- _Exercise details_: Would you reproduce the whole listing exactly, minus its images?

- _Extracted material_:
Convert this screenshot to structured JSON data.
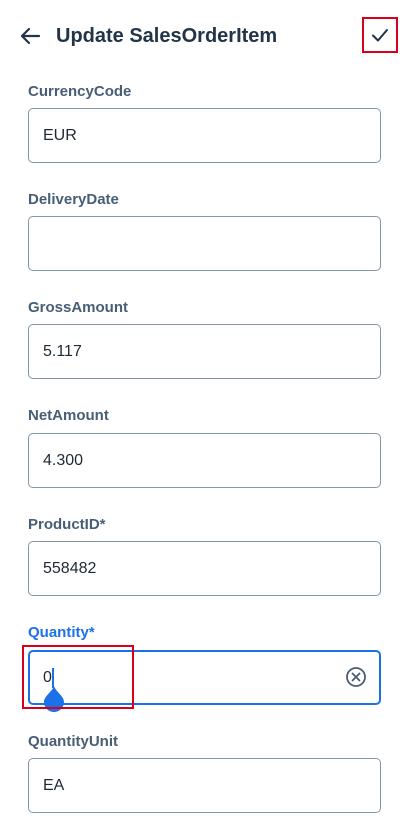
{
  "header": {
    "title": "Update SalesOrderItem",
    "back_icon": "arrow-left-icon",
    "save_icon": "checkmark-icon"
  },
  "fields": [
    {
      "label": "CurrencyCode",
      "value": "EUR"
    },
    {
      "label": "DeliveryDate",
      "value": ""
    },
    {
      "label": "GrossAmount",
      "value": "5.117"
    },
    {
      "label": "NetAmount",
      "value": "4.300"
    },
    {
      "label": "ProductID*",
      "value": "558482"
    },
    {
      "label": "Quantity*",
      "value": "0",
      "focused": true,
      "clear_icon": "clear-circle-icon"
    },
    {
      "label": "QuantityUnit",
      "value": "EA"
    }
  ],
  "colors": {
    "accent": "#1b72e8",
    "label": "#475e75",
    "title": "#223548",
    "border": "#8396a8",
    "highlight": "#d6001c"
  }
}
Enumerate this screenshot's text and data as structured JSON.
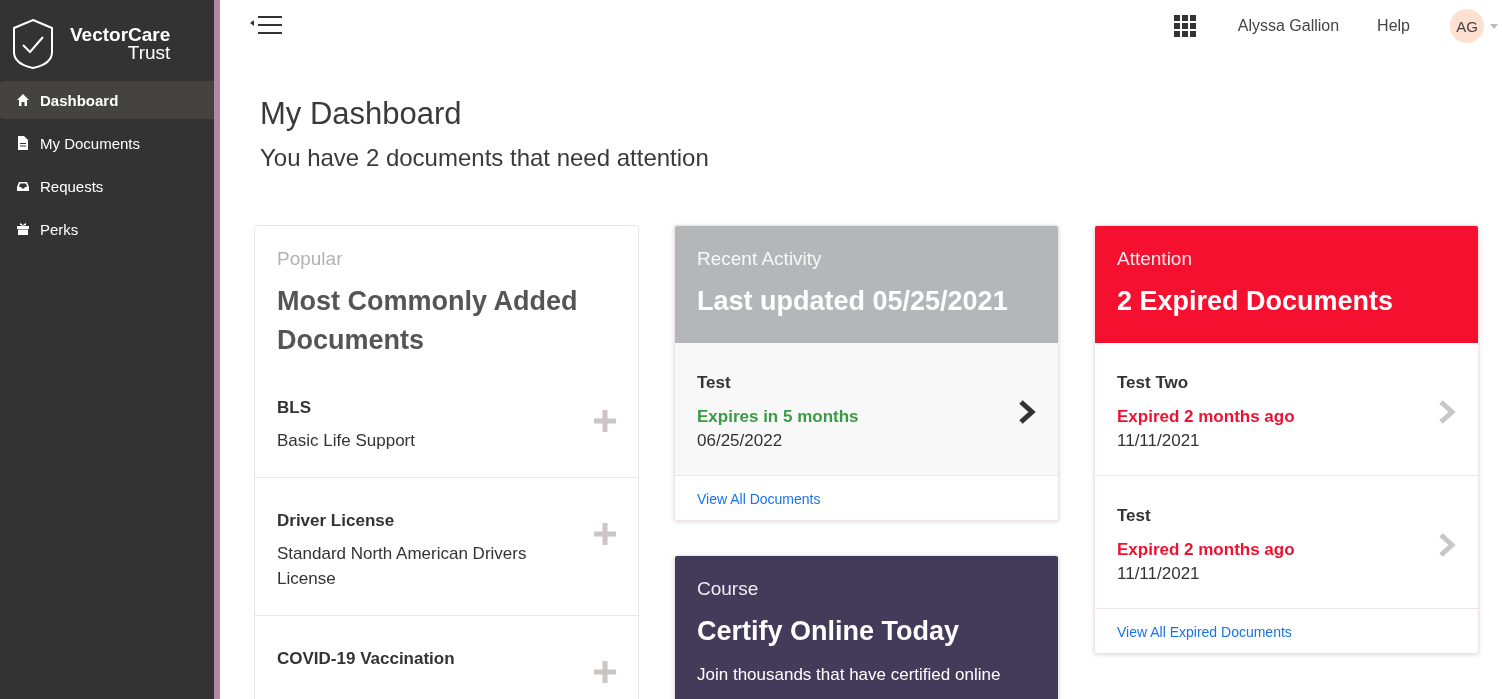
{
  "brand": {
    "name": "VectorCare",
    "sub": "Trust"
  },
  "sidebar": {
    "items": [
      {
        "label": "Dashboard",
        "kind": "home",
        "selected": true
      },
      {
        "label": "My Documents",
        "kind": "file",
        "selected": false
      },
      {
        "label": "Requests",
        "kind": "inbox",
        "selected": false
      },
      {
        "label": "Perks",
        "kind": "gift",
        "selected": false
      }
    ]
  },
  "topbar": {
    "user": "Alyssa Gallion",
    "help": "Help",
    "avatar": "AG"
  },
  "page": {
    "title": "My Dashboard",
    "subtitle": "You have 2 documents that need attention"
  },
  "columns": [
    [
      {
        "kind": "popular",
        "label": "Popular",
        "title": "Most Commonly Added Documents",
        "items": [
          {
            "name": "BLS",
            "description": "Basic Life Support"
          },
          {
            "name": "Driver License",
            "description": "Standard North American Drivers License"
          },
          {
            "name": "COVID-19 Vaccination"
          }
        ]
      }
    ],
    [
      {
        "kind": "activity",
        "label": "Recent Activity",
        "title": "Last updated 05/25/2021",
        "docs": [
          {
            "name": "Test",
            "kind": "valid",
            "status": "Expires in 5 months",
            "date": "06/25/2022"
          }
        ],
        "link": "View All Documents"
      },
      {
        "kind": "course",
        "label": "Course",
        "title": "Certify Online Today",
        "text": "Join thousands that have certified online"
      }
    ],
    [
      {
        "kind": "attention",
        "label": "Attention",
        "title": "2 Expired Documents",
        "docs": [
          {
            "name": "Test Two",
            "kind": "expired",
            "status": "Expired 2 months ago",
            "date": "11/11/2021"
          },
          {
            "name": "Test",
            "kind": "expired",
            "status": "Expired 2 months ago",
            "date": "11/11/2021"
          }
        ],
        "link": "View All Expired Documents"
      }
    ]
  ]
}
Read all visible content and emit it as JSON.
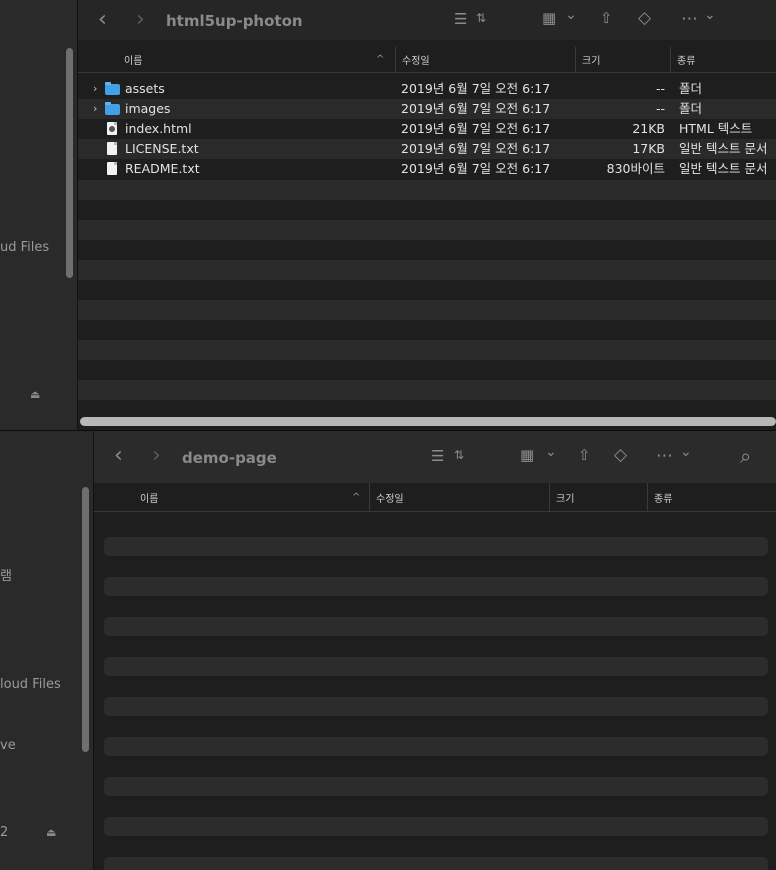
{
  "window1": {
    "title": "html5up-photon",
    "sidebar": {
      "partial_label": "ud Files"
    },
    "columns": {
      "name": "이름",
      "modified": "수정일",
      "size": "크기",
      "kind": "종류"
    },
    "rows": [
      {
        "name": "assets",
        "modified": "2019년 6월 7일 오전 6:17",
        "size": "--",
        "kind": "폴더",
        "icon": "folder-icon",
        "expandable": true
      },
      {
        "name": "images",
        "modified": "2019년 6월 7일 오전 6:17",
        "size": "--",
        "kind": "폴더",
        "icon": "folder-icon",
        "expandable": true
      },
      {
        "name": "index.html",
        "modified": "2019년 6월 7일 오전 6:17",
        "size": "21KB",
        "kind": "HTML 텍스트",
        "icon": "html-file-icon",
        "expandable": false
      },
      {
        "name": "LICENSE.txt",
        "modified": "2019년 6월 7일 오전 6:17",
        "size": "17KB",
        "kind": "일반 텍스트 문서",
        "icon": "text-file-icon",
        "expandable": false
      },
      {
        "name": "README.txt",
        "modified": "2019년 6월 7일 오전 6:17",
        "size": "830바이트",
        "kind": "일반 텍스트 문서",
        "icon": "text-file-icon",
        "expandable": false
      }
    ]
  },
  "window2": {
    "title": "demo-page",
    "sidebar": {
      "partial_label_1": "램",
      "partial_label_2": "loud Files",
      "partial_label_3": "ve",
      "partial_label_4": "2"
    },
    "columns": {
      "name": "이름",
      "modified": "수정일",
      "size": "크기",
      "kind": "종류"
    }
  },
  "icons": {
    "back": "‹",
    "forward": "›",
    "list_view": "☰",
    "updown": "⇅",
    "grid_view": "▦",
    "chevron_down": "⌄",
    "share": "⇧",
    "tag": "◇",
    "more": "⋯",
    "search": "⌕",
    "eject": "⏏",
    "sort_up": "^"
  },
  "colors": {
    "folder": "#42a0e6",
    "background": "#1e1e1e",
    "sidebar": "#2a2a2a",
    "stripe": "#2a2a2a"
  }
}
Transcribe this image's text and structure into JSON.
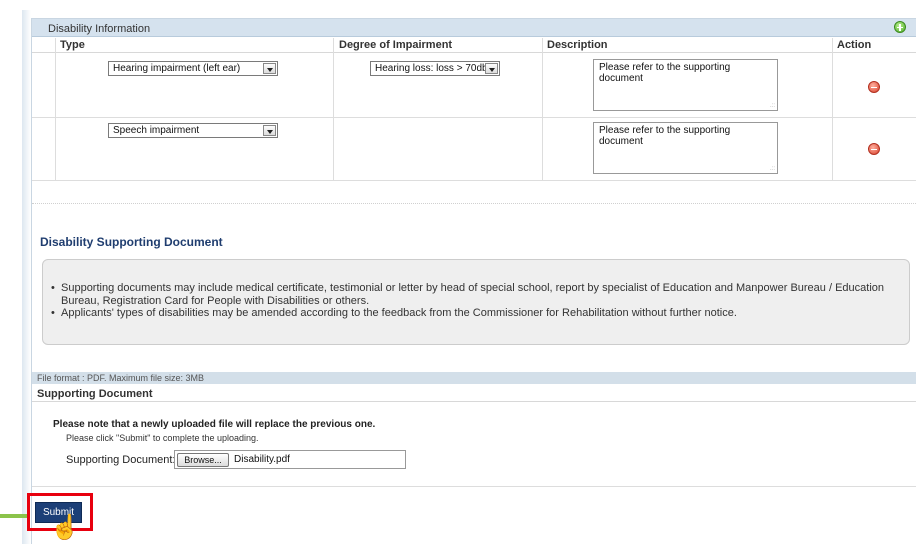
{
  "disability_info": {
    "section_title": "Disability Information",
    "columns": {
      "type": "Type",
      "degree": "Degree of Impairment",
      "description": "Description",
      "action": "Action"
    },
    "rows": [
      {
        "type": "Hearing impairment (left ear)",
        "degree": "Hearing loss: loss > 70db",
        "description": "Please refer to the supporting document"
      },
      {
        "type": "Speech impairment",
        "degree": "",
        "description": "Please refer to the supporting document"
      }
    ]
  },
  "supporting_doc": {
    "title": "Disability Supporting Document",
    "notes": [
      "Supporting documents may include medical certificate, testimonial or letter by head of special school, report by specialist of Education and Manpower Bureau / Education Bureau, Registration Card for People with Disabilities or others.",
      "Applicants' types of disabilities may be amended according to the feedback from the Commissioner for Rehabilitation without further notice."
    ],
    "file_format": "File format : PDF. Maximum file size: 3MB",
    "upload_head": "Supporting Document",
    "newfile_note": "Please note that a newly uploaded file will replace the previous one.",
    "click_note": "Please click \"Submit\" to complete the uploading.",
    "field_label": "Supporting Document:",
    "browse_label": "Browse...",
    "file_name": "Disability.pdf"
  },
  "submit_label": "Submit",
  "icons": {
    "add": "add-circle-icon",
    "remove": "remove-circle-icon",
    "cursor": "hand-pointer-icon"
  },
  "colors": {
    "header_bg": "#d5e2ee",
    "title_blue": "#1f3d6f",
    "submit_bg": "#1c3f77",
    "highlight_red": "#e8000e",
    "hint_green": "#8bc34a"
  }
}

- _Written answer_:
Convert this screenshot to structured JSON data.
{
  "header": {
    "title": "Update SalesOrderItem",
    "back_icon": "arrow-left-icon",
    "save_icon": "checkmark-icon"
  },
  "fields": [
    {
      "label": "CurrencyCode",
      "value": "EUR"
    },
    {
      "label": "DeliveryDate",
      "value": ""
    },
    {
      "label": "GrossAmount",
      "value": "5.117"
    },
    {
      "label": "NetAmount",
      "value": "4.300"
    },
    {
      "label": "ProductID*",
      "value": "558482"
    },
    {
      "label": "Quantity*",
      "value": "0",
      "focused": true,
      "clear_icon": "clear-circle-icon"
    },
    {
      "label": "QuantityUnit",
      "value": "EA"
    }
  ],
  "colors": {
    "accent": "#1b72e8",
    "label": "#475e75",
    "title": "#223548",
    "border": "#8396a8",
    "highlight": "#d6001c"
  }
}
Enumerate this screenshot's text and data as structured JSON.
{
  "brand": {
    "name": "VectorCare",
    "sub": "Trust"
  },
  "sidebar": {
    "items": [
      {
        "label": "Dashboard",
        "kind": "home",
        "selected": true
      },
      {
        "label": "My Documents",
        "kind": "file",
        "selected": false
      },
      {
        "label": "Requests",
        "kind": "inbox",
        "selected": false
      },
      {
        "label": "Perks",
        "kind": "gift",
        "selected": false
      }
    ]
  },
  "topbar": {
    "user": "Alyssa Gallion",
    "help": "Help",
    "avatar": "AG"
  },
  "page": {
    "title": "My Dashboard",
    "subtitle": "You have 2 documents that need attention"
  },
  "columns": [
    [
      {
        "kind": "popular",
        "label": "Popular",
        "title": "Most Commonly Added Documents",
        "items": [
          {
            "name": "BLS",
            "description": "Basic Life Support"
          },
          {
            "name": "Driver License",
            "description": "Standard North American Drivers License"
          },
          {
            "name": "COVID-19 Vaccination"
          }
        ]
      }
    ],
    [
      {
        "kind": "activity",
        "label": "Recent Activity",
        "title": "Last updated 05/25/2021",
        "docs": [
          {
            "name": "Test",
            "kind": "valid",
            "status": "Expires in 5 months",
            "date": "06/25/2022"
          }
        ],
        "link": "View All Documents"
      },
      {
        "kind": "course",
        "label": "Course",
        "title": "Certify Online Today",
        "text": "Join thousands that have certified online"
      }
    ],
    [
      {
        "kind": "attention",
        "label": "Attention",
        "title": "2 Expired Documents",
        "docs": [
          {
            "name": "Test Two",
            "kind": "expired",
            "status": "Expired 2 months ago",
            "date": "11/11/2021"
          },
          {
            "name": "Test",
            "kind": "expired",
            "status": "Expired 2 months ago",
            "date": "11/11/2021"
          }
        ],
        "link": "View All Expired Documents"
      }
    ]
  ]
}
Read all visible content and emit it as JSON.
{
  "window1": {
    "title": "html5up-photon",
    "sidebar": {
      "partial_label": "ud Files"
    },
    "columns": {
      "name": "이름",
      "modified": "수정일",
      "size": "크기",
      "kind": "종류"
    },
    "rows": [
      {
        "name": "assets",
        "modified": "2019년 6월 7일 오전 6:17",
        "size": "--",
        "kind": "폴더",
        "icon": "folder-icon",
        "expandable": true
      },
      {
        "name": "images",
        "modified": "2019년 6월 7일 오전 6:17",
        "size": "--",
        "kind": "폴더",
        "icon": "folder-icon",
        "expandable": true
      },
      {
        "name": "index.html",
        "modified": "2019년 6월 7일 오전 6:17",
        "size": "21KB",
        "kind": "HTML 텍스트",
        "icon": "html-file-icon",
        "expandable": false
      },
      {
        "name": "LICENSE.txt",
        "modified": "2019년 6월 7일 오전 6:17",
        "size": "17KB",
        "kind": "일반 텍스트 문서",
        "icon": "text-file-icon",
        "expandable": false
      },
      {
        "name": "README.txt",
        "modified": "2019년 6월 7일 오전 6:17",
        "size": "830바이트",
        "kind": "일반 텍스트 문서",
        "icon": "text-file-icon",
        "expandable": false
      }
    ]
  },
  "window2": {
    "title": "demo-page",
    "sidebar": {
      "partial_label_1": "램",
      "partial_label_2": "loud Files",
      "partial_label_3": "ve",
      "partial_label_4": "2"
    },
    "columns": {
      "name": "이름",
      "modified": "수정일",
      "size": "크기",
      "kind": "종류"
    }
  },
  "icons": {
    "back": "‹",
    "forward": "›",
    "list_view": "☰",
    "updown": "⇅",
    "grid_view": "▦",
    "chevron_down": "⌄",
    "share": "⇧",
    "tag": "◇",
    "more": "⋯",
    "search": "⌕",
    "eject": "⏏",
    "sort_up": "^"
  },
  "colors": {
    "folder": "#42a0e6",
    "background": "#1e1e1e",
    "sidebar": "#2a2a2a",
    "stripe": "#2a2a2a"
  }
}
Transcribe this image's text and structure into JSON.
{
  "disability_info": {
    "section_title": "Disability Information",
    "columns": {
      "type": "Type",
      "degree": "Degree of Impairment",
      "description": "Description",
      "action": "Action"
    },
    "rows": [
      {
        "type": "Hearing impairment (left ear)",
        "degree": "Hearing loss: loss > 70db",
        "description": "Please refer to the supporting document"
      },
      {
        "type": "Speech impairment",
        "degree": "",
        "description": "Please refer to the supporting document"
      }
    ]
  },
  "supporting_doc": {
    "title": "Disability Supporting Document",
    "notes": [
      "Supporting documents may include medical certificate, testimonial or letter by head of special school, report by specialist of Education and Manpower Bureau / Education Bureau, Registration Card for People with Disabilities or others.",
      "Applicants' types of disabilities may be amended according to the feedback from the Commissioner for Rehabilitation without further notice."
    ],
    "file_format": "File format : PDF. Maximum file size: 3MB",
    "upload_head": "Supporting Document",
    "newfile_note": "Please note that a newly uploaded file will replace the previous one.",
    "click_note": "Please click \"Submit\" to complete the uploading.",
    "field_label": "Supporting Document:",
    "browse_label": "Browse...",
    "file_name": "Disability.pdf"
  },
  "submit_label": "Submit",
  "icons": {
    "add": "add-circle-icon",
    "remove": "remove-circle-icon",
    "cursor": "hand-pointer-icon"
  },
  "colors": {
    "header_bg": "#d5e2ee",
    "title_blue": "#1f3d6f",
    "submit_bg": "#1c3f77",
    "highlight_red": "#e8000e",
    "hint_green": "#8bc34a"
  }
}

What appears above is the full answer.